While Baptist children are being forced to attend carnival parties at school, a 1993 German court ruling stated that “as long as separate sports classes for boys and girls are not being offered,” Muslim girls do not have to participate in the obligatory sports sessions at school. The parents of the girls had explicitly invoked Koranic prescriptions to object to their daughters participating in the co-ed sports classes. Strangely enough, the German school authorities did not appeal the 1993 court ruling and failed to bring the case to the Supreme Court. Instead, they accepted the ruling, which has since become a legal precedent accepted by all school authorities.
Likewise, last May a court in MÃ¼nster ruled that although Muslim schoolgirls are obliged to participate in school swimming lessons, they are allowed to wear so-called “burqini” swimsuits that cover their entire body and hide their figures. Wearing the burqini has never been a “tradition” of the majority in Germany - a country with a long tradition of FreikÃ¶rperkultur or nude sports activities. On the contrary, it is a practice which results from “the religious convictions of a minority” which is less indigenous to Germany than Christian Baptists. Nevertheless, the German school authorities have accepted the Munster ruling. They have not taken the case to the Supreme Court in order to have Muslim children forced to swim in regular swimsuits. Muslim children do not have to comply with the “contradictory tradition of a differently inclined majority” in the same way as Baptist children, whose parents are fined if they do not attend the school carnival.
Meanwhile, despite the Baptists’ hatred of German schools, Baptist violence against German school authorities is a non-existent phenomenon. Perhaps this explains why Baptists are bullied, prosecuted and fined by the German authorities, while the same authorities succumb to Muslims with ludicrous demands such as burqini swimsuits.

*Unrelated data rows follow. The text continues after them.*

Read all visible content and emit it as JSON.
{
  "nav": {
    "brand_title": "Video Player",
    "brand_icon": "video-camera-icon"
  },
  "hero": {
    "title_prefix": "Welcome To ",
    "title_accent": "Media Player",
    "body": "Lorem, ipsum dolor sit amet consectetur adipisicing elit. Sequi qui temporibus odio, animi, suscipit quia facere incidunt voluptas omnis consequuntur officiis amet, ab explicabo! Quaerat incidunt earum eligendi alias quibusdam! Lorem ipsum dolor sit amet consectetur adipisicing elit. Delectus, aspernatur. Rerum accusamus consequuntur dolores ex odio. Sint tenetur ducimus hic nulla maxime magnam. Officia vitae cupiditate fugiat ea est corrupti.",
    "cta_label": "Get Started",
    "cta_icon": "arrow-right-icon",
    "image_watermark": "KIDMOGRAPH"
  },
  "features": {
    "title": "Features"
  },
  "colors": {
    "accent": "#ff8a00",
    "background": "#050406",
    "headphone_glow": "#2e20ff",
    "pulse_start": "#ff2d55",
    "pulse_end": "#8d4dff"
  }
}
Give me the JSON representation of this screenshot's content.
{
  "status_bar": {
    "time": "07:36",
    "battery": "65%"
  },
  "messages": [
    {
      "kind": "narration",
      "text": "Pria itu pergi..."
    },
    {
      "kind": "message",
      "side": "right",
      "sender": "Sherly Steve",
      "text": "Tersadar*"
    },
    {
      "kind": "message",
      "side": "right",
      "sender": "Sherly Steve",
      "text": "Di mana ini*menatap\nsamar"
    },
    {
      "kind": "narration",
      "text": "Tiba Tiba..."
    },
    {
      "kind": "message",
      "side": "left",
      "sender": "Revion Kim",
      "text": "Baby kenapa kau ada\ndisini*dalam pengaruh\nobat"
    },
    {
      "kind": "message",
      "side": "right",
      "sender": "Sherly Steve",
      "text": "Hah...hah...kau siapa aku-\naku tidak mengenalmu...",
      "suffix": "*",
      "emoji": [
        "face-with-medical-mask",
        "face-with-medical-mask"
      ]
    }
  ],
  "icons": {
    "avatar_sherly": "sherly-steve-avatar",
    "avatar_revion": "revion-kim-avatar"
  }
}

On the other hand, if anyone ever opposes Muslim thugs who want to impose Islamic law on others, it will more likely be the Baptists, who - non-violently but firmly - will defend their own values, rather than the representatives of the German secularist establishment.